    As you noted, it’s a “Sandbox.” But then, that’s been the case with a lot of my best pieces, like Griffin Mountain, the Enchanted Wood, and even Duck Tower. I realized that making this into a single adventure defeated the purpose of the character richness. It needed to be a setting, not a single adventure. That meant not everything got equal treatment. And there wouldn’t be space to include dungeon treatments for everything, like Quack Keep or the Whispering Tower (Which was included because of the Eldritch Swansong … with other characters stepping into fill eternal champion roles). By leaving holes in the setting like that, GM’s could fill them with material from other sources… and Reedy Bend would be flexible enough for them to fit right in.

    The descriptions of the Fowl Folk first appeared in Quack Keep. I copied, pasted and rewrote them into The Dragon’s Secret along with their S&W stats as an afterthought (when I reformatted that book to fit into Drivethru).

    I won’t promise that I’ll go back through the PDF version of Quack Keep and put in all manner of links anytime soon, but I suspect that I’m going to need to figure that out for Central Casting, and if I do, I may go back into Quack Keep for an update.

    Going forward, I’ve been working on several other projects for table top gaming, none having anything to do with Quack Keep right now.


    1. Thank you for the reply! It was both an interesting look behind the curtain, and also enlightening.

      Now that you mention Agile the SSS makes more sense. Still, a downloadable conversion guide would be very handy, most of us still play games related to D&D or Chaosium d100 (which will still be relevant in 10 years in some form), and grasps six-seven stats on a scale of 3-18 easier. I have to admit, I'm unfamiliar with the Central Casting books. Maybe it's time I did something against this issue.

      I'm glad you made Quack Keep a sandbox, and not only because it's my favorite way of running campaigns. DriveThruRPG is full of dungeons, but sandboxes are few and far between compared to them. Quack Keep wasn't just a pleasant surprise, but also a breath of fresh air between reading two more dungeon modules.

      You mention that none of your current projects have anything to do with Quack Keep now. Does this mean the multiverse of The Dragon's Secret and Quack Keep is also on hold for now?

  5. I'm juggling between the world I described in The Dragons' Secret (I have three adventure projects developing in that right now), and my rewrite of Central Casting, and doing design for 3D printing with a thought towards marketing my designs.

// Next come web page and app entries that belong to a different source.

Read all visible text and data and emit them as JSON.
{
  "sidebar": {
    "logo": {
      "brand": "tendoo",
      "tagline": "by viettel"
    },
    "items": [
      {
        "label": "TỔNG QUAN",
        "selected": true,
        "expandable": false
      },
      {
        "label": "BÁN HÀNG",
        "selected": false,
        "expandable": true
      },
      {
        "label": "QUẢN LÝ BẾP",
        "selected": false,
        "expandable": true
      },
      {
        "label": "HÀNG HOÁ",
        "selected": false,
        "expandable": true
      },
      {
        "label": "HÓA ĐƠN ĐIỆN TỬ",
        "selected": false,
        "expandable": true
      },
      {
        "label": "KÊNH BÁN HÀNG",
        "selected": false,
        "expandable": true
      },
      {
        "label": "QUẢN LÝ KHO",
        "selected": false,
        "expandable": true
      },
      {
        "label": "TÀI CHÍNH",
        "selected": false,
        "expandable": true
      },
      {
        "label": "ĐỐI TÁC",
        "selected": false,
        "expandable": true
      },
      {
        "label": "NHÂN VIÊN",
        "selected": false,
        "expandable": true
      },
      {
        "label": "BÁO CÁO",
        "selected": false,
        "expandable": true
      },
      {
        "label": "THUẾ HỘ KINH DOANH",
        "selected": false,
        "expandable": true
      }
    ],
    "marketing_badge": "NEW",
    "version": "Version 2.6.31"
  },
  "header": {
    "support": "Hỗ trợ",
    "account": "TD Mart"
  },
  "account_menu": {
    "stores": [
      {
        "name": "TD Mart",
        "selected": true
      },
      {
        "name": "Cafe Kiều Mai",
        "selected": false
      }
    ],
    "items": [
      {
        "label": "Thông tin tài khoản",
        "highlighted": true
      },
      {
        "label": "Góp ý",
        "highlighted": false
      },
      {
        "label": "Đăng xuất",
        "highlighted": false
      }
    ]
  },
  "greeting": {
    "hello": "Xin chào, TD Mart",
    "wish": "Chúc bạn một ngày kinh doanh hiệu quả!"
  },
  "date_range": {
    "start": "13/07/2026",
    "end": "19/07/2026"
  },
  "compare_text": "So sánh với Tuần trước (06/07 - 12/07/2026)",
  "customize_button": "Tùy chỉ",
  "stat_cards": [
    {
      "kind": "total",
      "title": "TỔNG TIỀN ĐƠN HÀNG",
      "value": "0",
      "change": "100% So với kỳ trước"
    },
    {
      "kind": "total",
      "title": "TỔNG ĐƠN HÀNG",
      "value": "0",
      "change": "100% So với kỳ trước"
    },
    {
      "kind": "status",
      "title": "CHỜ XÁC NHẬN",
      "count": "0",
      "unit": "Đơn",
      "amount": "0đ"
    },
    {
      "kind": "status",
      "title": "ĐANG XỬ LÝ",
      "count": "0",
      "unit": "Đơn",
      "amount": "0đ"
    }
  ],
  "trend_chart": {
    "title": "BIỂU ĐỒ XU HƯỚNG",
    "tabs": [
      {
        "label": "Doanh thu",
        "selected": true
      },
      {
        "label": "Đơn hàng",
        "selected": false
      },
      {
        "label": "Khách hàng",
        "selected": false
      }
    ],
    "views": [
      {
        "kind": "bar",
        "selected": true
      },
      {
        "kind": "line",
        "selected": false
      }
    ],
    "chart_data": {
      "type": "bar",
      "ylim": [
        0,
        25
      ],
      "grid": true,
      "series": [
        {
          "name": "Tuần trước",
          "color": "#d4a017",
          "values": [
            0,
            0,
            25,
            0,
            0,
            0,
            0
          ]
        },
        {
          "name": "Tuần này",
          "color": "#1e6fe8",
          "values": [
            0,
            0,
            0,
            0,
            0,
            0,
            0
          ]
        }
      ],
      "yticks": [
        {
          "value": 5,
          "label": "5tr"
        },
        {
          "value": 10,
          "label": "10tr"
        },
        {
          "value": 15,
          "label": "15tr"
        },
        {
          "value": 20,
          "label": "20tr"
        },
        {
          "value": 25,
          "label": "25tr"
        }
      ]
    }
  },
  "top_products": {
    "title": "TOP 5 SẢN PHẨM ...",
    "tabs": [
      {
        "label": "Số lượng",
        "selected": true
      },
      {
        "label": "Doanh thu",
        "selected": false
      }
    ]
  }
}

    1. Glad to hear you didn't drop the setting! I think I won't rush to buy Central Casting then, I will wait for your rewrite.